Any health or exposure data that DoD collects regarding the deployment of service members potentially will be useful to VA. Through the Deployment Health Work Group, we are actively engaged with DoD in obtaining as much deployment health and exposure information as possible. Members of the Work Group are charged with reviewing appropriate coordination of data on troop locations and the data collected as part of pre- and post-deployment health screening implemented by DoD in their Recruit Assessment Program. Further we are actively working with DoD to develop separation physical examinations that thoroughly document a veteran's health status at the time of separation from military service and that also meet the requirements of the physical examination needed by VA in connection with a veteran's claim for compensation benefits. We are optimistic that as a result of the improved collaboration between VA and DoD in these programs, we will be better positioned to evaluate health problems among service members and veterans after they leave military service, to address post-deployment health questions, and to document changes in health status for disability determination.

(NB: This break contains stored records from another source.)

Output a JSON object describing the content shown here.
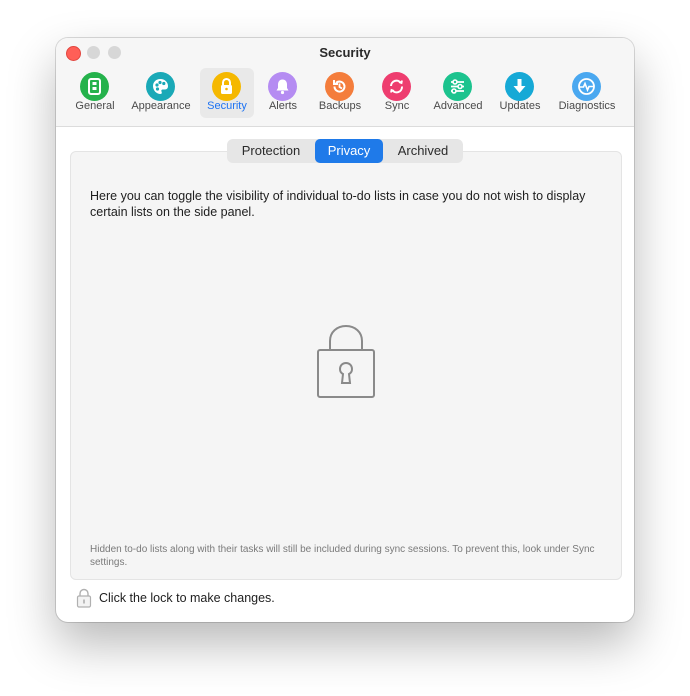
{
  "window": {
    "title": "Security"
  },
  "toolbar": {
    "items": [
      {
        "label": "General",
        "icon": "general-icon",
        "color": "#25b24c"
      },
      {
        "label": "Appearance",
        "icon": "palette-icon",
        "color": "#1aa9b7"
      },
      {
        "label": "Security",
        "icon": "lock-icon",
        "color": "#f5b800"
      },
      {
        "label": "Alerts",
        "icon": "bell-icon",
        "color": "#b58cf2"
      },
      {
        "label": "Backups",
        "icon": "backup-icon",
        "color": "#f47d3c"
      },
      {
        "label": "Sync",
        "icon": "sync-icon",
        "color": "#ee3d6f"
      },
      {
        "label": "Advanced",
        "icon": "sliders-icon",
        "color": "#1cc38e"
      },
      {
        "label": "Updates",
        "icon": "download-icon",
        "color": "#16a9d6"
      },
      {
        "label": "Diagnostics",
        "icon": "diagnostics-icon",
        "color": "#4aa8f0"
      }
    ],
    "selected": "Security"
  },
  "tabs": {
    "items": [
      "Protection",
      "Privacy",
      "Archived"
    ],
    "selected": "Privacy"
  },
  "content": {
    "description": "Here you can toggle the visibility of individual to-do lists in case you do not wish to display certain lists on the side panel.",
    "footnote": "Hidden to-do lists along with their tasks will still be included during sync sessions. To prevent this, look under Sync settings."
  },
  "footer": {
    "lock_text": "Click the lock to make changes."
  },
  "colors": {
    "accent": "#1f7ae9",
    "close_button": "#ff5f57"
  }
}
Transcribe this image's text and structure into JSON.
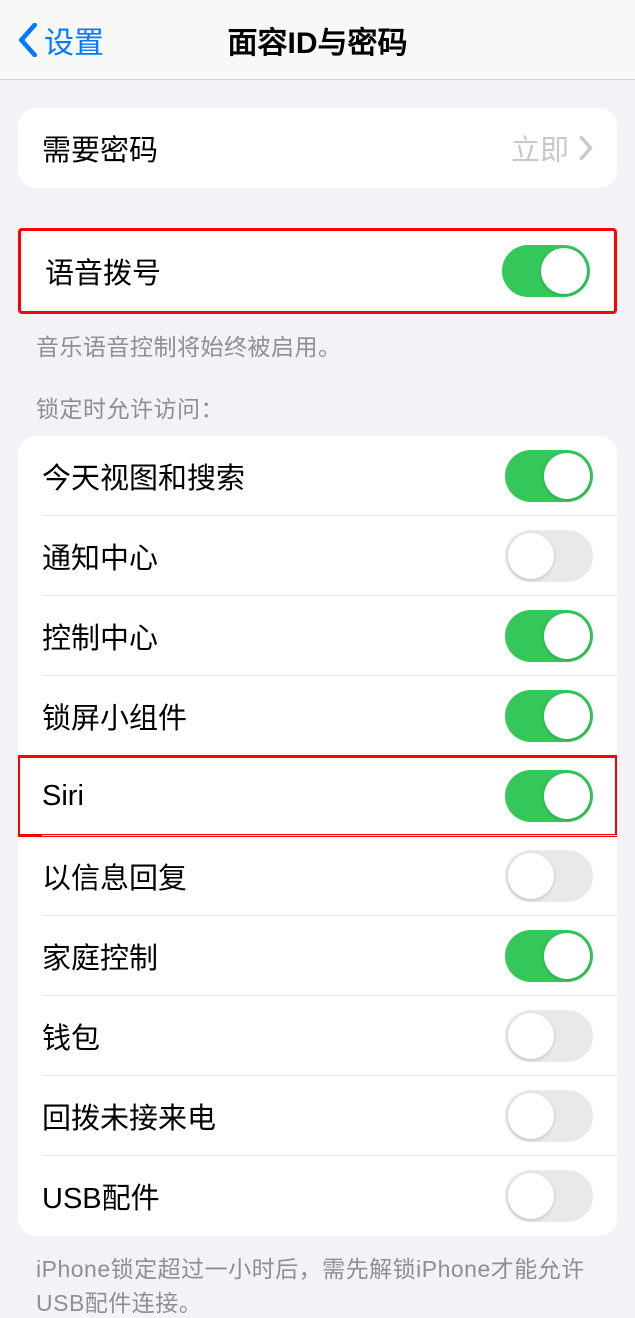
{
  "nav": {
    "back_label": "设置",
    "title": "面容ID与密码"
  },
  "passcode_group": {
    "require_passcode": {
      "label": "需要密码",
      "value": "立即"
    }
  },
  "voice_dial": {
    "label": "语音拨号",
    "on": true,
    "footer": "音乐语音控制将始终被启用。"
  },
  "lock_access": {
    "header": "锁定时允许访问：",
    "items": [
      {
        "label": "今天视图和搜索",
        "on": true
      },
      {
        "label": "通知中心",
        "on": false
      },
      {
        "label": "控制中心",
        "on": true
      },
      {
        "label": "锁屏小组件",
        "on": true
      },
      {
        "label": "Siri",
        "on": true
      },
      {
        "label": "以信息回复",
        "on": false
      },
      {
        "label": "家庭控制",
        "on": true
      },
      {
        "label": "钱包",
        "on": false
      },
      {
        "label": "回拨未接来电",
        "on": false
      },
      {
        "label": "USB配件",
        "on": false
      }
    ],
    "footer": "iPhone锁定超过一小时后，需先解锁iPhone才能允许USB配件连接。"
  },
  "highlighted_rows": [
    "语音拨号",
    "Siri"
  ]
}
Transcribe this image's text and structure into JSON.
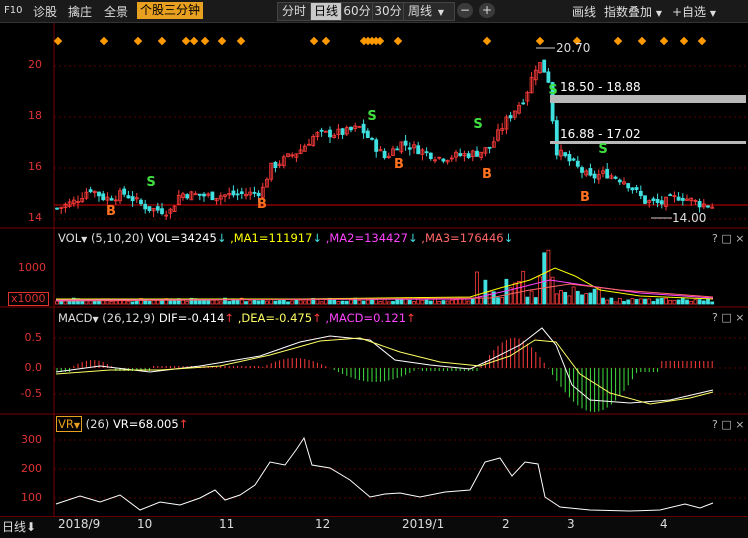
{
  "toolbar": {
    "f10": "F10",
    "diagnose": "诊股",
    "picks": "擒庄",
    "panorama": "全景",
    "active_tab": "个股三分钟",
    "periods": [
      "分时",
      "日线",
      "60分",
      "30分"
    ],
    "active_period": "日线",
    "week": "周线",
    "minus": "−",
    "plus": "+",
    "draw": "画线",
    "index_overlay": "指数叠加",
    "watchlist": "+自选"
  },
  "price_axis": {
    "ticks": [
      "20",
      "18",
      "16",
      "14"
    ]
  },
  "annotations": {
    "high": "20.70",
    "low": "14.00",
    "band1": "18.50 - 18.88",
    "band2": "16.88 - 17.02",
    "buy": "B",
    "sell": "S"
  },
  "vol_panel": {
    "name": "VOL",
    "params": "(5,10,20)",
    "vol": "VOL=34245",
    "ma1": ",MA1=111917",
    "ma2": ",MA2=134427",
    "ma3": ",MA3=176446",
    "axis": [
      "1000"
    ],
    "unit": "x1000"
  },
  "macd_panel": {
    "name": "MACD",
    "params": "(26,12,9)",
    "dif": "DIF=-0.414",
    "dea": ",DEA=-0.475",
    "macd": ",MACD=0.121",
    "axis": [
      "0.5",
      "0.0",
      "-0.5"
    ]
  },
  "vr_panel": {
    "name": "VR",
    "params": "(26)",
    "vr": "VR=68.005",
    "axis": [
      "300",
      "200",
      "100"
    ]
  },
  "panel_controls": {
    "help": "?",
    "restore": "□",
    "close": "×"
  },
  "bottom": {
    "period": "日线",
    "dates": [
      "2018/9",
      "10",
      "11",
      "12",
      "2019/1",
      "2",
      "3",
      "4"
    ]
  },
  "colors": {
    "up": "#ff3c3c",
    "down": "#40e0e0",
    "axis": "#d33",
    "ma1": "#ffff00",
    "ma2": "#ff44ff",
    "ma3": "#ff4444",
    "white": "#ffffff"
  }
}
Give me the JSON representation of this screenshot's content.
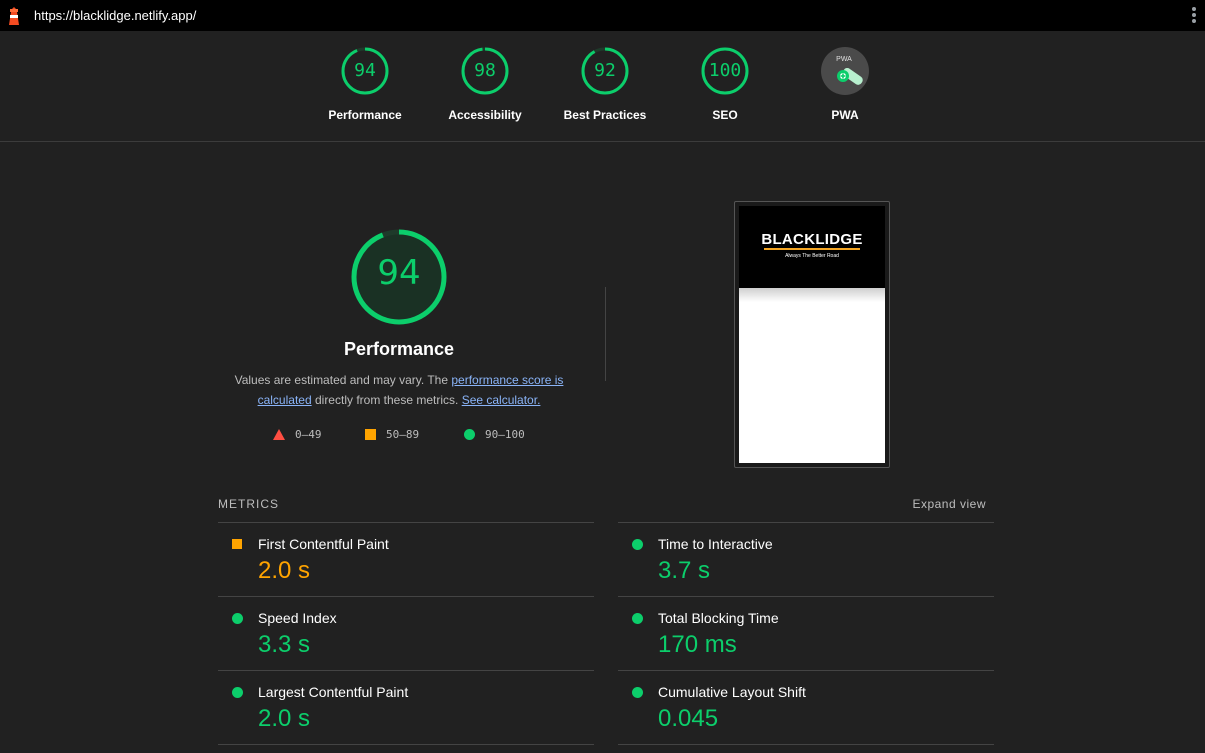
{
  "browser": {
    "url": "https://blacklidge.netlify.app/"
  },
  "summary": {
    "gauges": [
      {
        "label": "Performance",
        "score": "94",
        "fraction": 0.94
      },
      {
        "label": "Accessibility",
        "score": "98",
        "fraction": 0.98
      },
      {
        "label": "Best Practices",
        "score": "92",
        "fraction": 0.92
      },
      {
        "label": "SEO",
        "score": "100",
        "fraction": 1.0
      }
    ],
    "pwa": {
      "label": "PWA",
      "badge_text": "PWA"
    }
  },
  "performance": {
    "score": "94",
    "fraction": 0.94,
    "title": "Performance",
    "desc_prefix": "Values are estimated and may vary. The ",
    "desc_link1": "performance score is calculated",
    "desc_middle": " directly from these metrics. ",
    "desc_link2": "See calculator.",
    "legend": {
      "fail": "0–49",
      "average": "50–89",
      "pass": "90–100"
    }
  },
  "screenshot": {
    "brand": "BLACKLIDGE",
    "tagline": "Always The Better Road"
  },
  "metrics": {
    "header": "METRICS",
    "expand_label": "Expand view",
    "left": [
      {
        "title": "First Contentful Paint",
        "value": "2.0 s",
        "rating": "average"
      },
      {
        "title": "Speed Index",
        "value": "3.3 s",
        "rating": "pass"
      },
      {
        "title": "Largest Contentful Paint",
        "value": "2.0 s",
        "rating": "pass"
      }
    ],
    "right": [
      {
        "title": "Time to Interactive",
        "value": "3.7 s",
        "rating": "pass"
      },
      {
        "title": "Total Blocking Time",
        "value": "170 ms",
        "rating": "pass"
      },
      {
        "title": "Cumulative Layout Shift",
        "value": "0.045",
        "rating": "pass"
      }
    ]
  },
  "colors": {
    "pass": "#0cce6b",
    "average": "#ffa400",
    "fail": "#ff4e42",
    "background": "#212121"
  }
}
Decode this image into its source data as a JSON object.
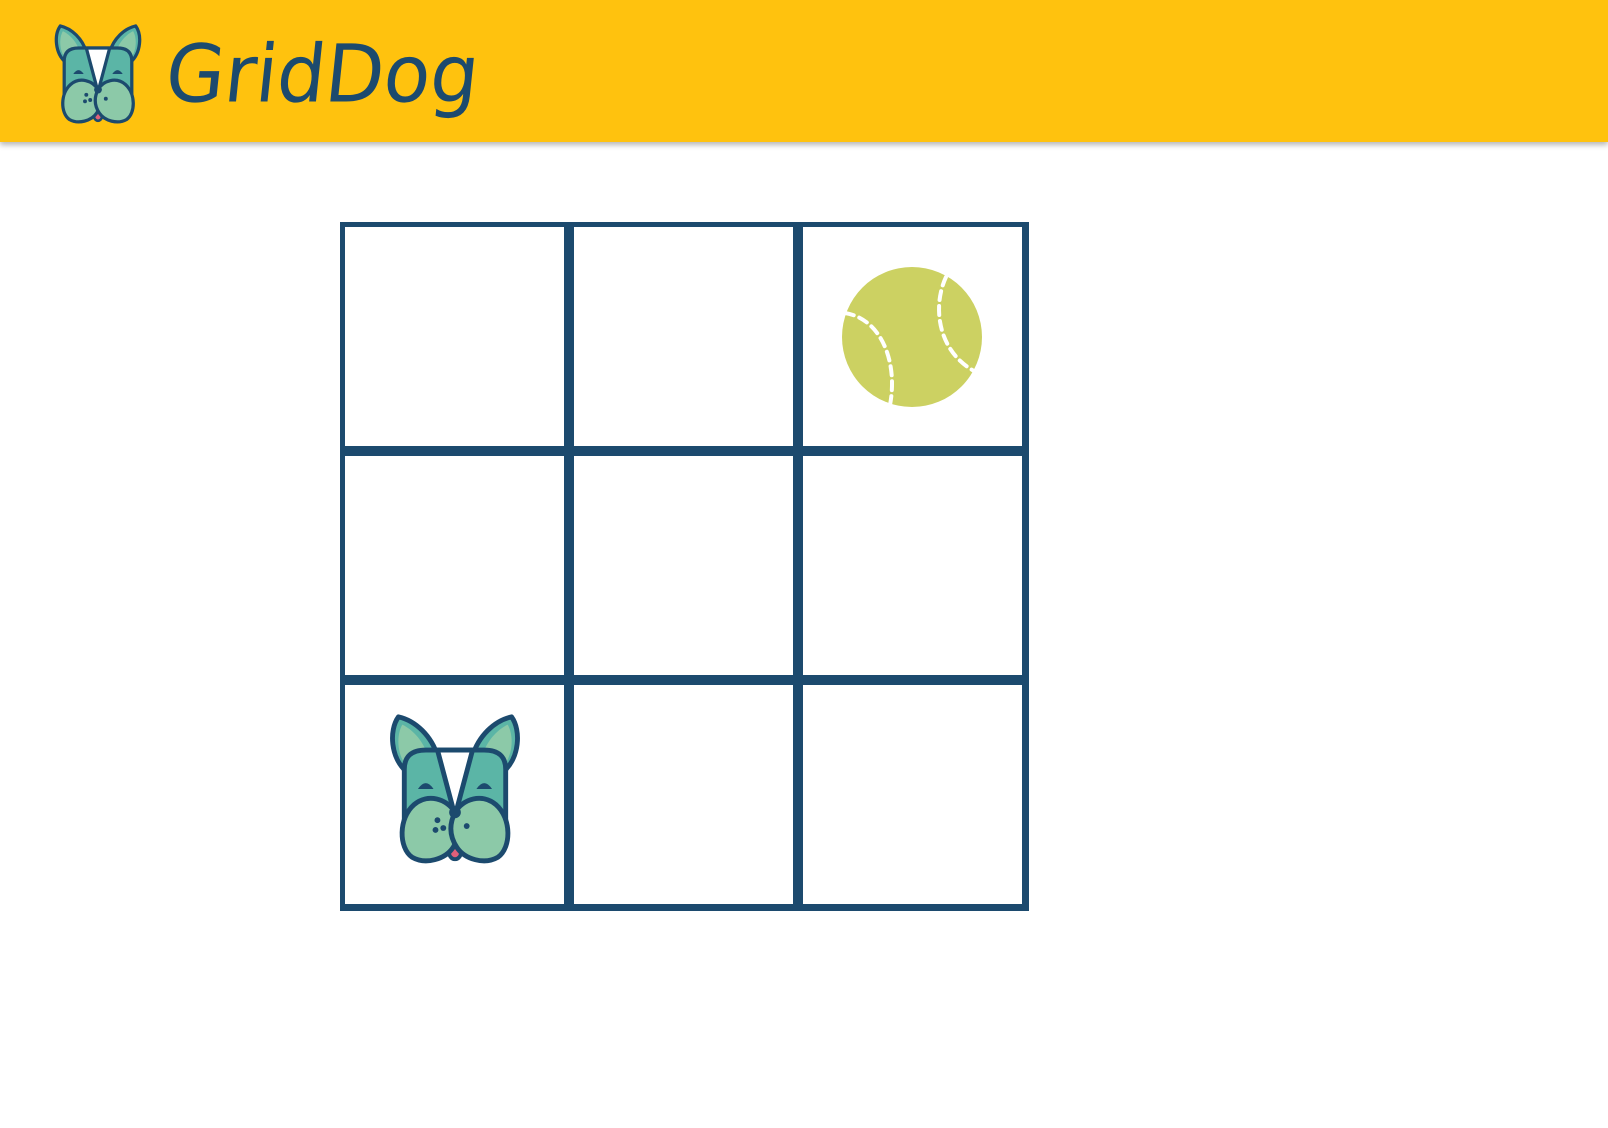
{
  "app": {
    "name": "GridDog",
    "logo_icon": "dog-face-icon"
  },
  "colors": {
    "header_bg": "#FFC20E",
    "grid_line": "#1C4A6E",
    "dog_fill": "#5BB5A6",
    "dog_snout": "#8CC9A8",
    "ball": "#CCD162",
    "tongue": "#E0607A"
  },
  "grid": {
    "rows": 3,
    "cols": 3,
    "dog": {
      "row": 3,
      "col": 1,
      "icon": "dog-face-icon"
    },
    "ball": {
      "row": 1,
      "col": 3,
      "icon": "tennis-ball-icon"
    }
  }
}
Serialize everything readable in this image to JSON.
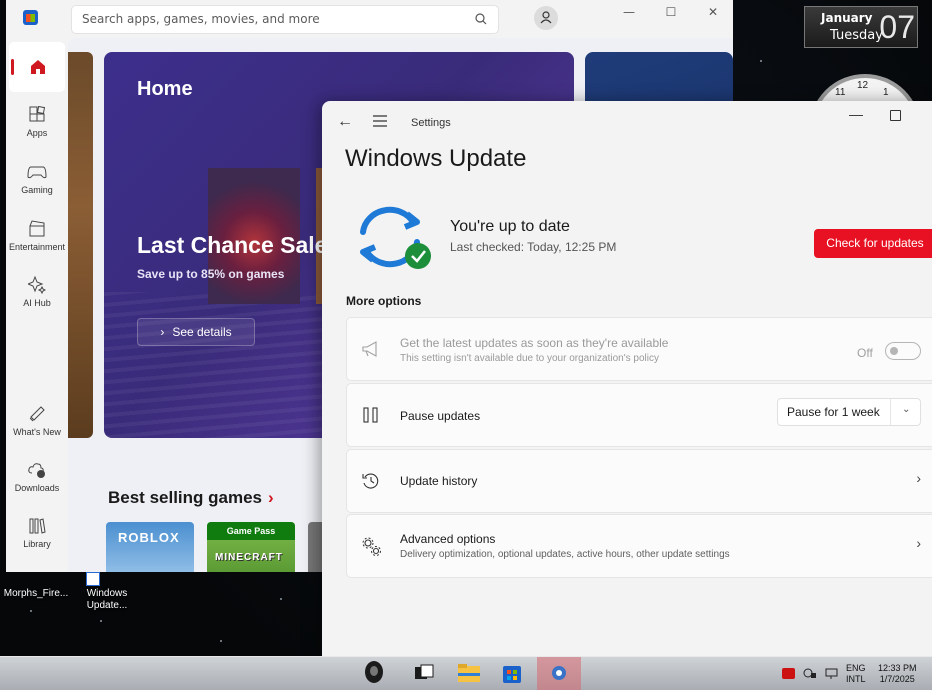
{
  "store": {
    "search_placeholder": "Search apps, games, movies, and more",
    "rail": [
      {
        "label": ""
      },
      {
        "label": "Apps"
      },
      {
        "label": "Gaming"
      },
      {
        "label": "Entertainment"
      },
      {
        "label": "AI Hub"
      },
      {
        "label": "What's New"
      },
      {
        "label": "Downloads"
      },
      {
        "label": "Library"
      }
    ],
    "hero": {
      "title": "Home",
      "headline": "Last Chance Sale",
      "subtitle": "Save up to 85% on games",
      "button": "See details"
    },
    "best_selling": "Best selling games",
    "tiles": [
      {
        "title": "ROBLOX"
      },
      {
        "badge": "Game Pass",
        "title": "MINECRAFT"
      }
    ]
  },
  "settings": {
    "app_title": "Settings",
    "page_title": "Windows Update",
    "status_title": "You're up to date",
    "status_sub": "Last checked: Today, 12:25 PM",
    "check_button": "Check for updates",
    "more_options": "More options",
    "options": [
      {
        "label": "Get the latest updates as soon as they're available",
        "desc": "This setting isn't available due to your organization's policy",
        "toggle_text": "Off",
        "toggle_on": false,
        "disabled": true
      },
      {
        "label": "Pause updates",
        "select_value": "Pause for 1 week"
      },
      {
        "label": "Update history"
      },
      {
        "label": "Advanced options",
        "desc": "Delivery optimization, optional updates, active hours, other update settings"
      }
    ],
    "accent_color": "#e81123"
  },
  "desktop": {
    "date_month": "January",
    "date_weekday": "Tuesday",
    "date_day": "07",
    "clock_numbers": [
      "11",
      "12",
      "1"
    ],
    "icons": [
      {
        "label": "Morphs_Fire..."
      },
      {
        "label": "Windows Update..."
      }
    ]
  },
  "taskbar": {
    "lang_top": "ENG",
    "lang_bottom": "INTL",
    "time": "12:33 PM",
    "date": "1/7/2025"
  }
}
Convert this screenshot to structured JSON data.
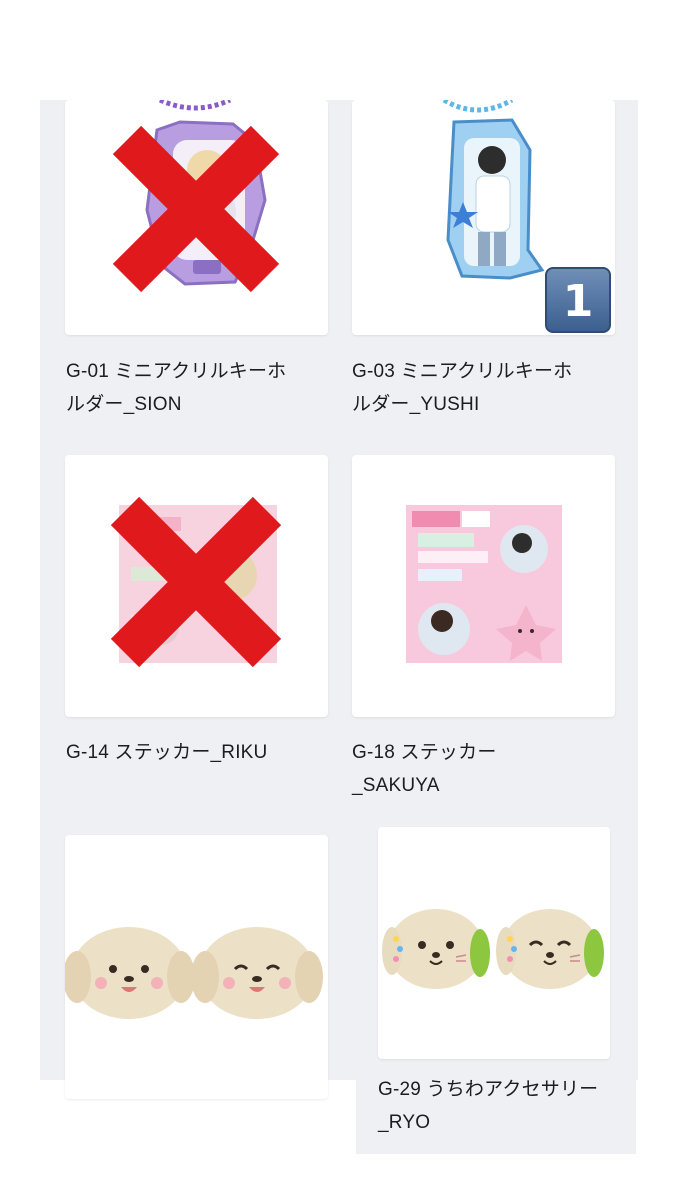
{
  "products": [
    {
      "line1": "G-01 ミニアクリルキーホ",
      "line2": "ルダー_SION",
      "status": "sold-out"
    },
    {
      "line1": "G-03 ミニアクリルキーホ",
      "line2": "ルダー_YUSHI",
      "status": "owned",
      "quantity": "1"
    },
    {
      "line1": "G-14 ステッカー_RIKU",
      "line2": "",
      "status": "sold-out"
    },
    {
      "line1": "G-18 ステッカー",
      "line2": "_SAKUYA",
      "status": "available"
    },
    {
      "line1": "",
      "line2": "",
      "status": "available"
    },
    {
      "line1": "G-29 うちわアクセサリー",
      "line2": "_RYO",
      "status": "available"
    }
  ],
  "colors": {
    "panel": "#eff0f4",
    "cross": "#e0191c",
    "badge": "#4d6e9c"
  }
}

A critical outreach activity to veterans and families concerns the potential health effects of hazardous military deployments. In addition to VA's outreach efforts discussed above, VHA has produced a brochure that addresses the main health concerns for military service in Afghanistan, another brochure for the current conflict in the Gulf region and one recently distributed on health care for women veterans returning from the Gulf region. These brochures answer health-related questions that veterans, their families, and health care providers have about these hazardous military deployments. They also describe relevant medical care programs that VA has developed in anticipation of the health needs of veterans returning from combat and peacekeeping missions abroad. These are widely distributed to military contacts, veterans service representatives and are on VA's website.
Another challenge for outreach is to address the specific concerns of veterans and their families over the potential health impact of environmental exposures during deployment. Veterans also have questions about their symptoms and illnesses following deployment. These concerns are addressed through newsletters and fact-sheets to veterans covering health and compensation issues, including environmental health issues; regular briefings of veterans service organizations; organization of national meetings on health and research issues; media interviews; other educational material and websites with information, like www.va.gov/environagents.
Other Long-Term Strategies
In addition to the outreach activities discussed above, our strategy to assist returning service members and veterans includes the following:
A service member separating from military service and seeking health care through VA today will have the benefit of VA's decade-long experience with Gulf War health issues as well as the President's commitment to improving VA/ DoD collaboration. VA has successfully adapted many existing programs, improved outreach, improved clinical care through practice guidelines and educational efforts, and improved VA health provider's access to DoD health records. Secretary Principi re-emphasized VA's commitment to returning combat veterans in a letter to all employees last August, in which he reminded us that every VA employee has an obligation to ensure that every veteran who is wounded, injured, or ill from training for, preparing for, or fighting for our war on terror receives priority service. In his words, "We will have failed to meet our very reason to exist as a Department if a veteran is poorly served." I agree with that, Mr. Chairman, and VA will continue to improve services and coordination to ensure that the needs of these service members are met.
This concludes my statement. My colleagues and I will be happy to respond to any questions that you or other members of the Subcommittee might have.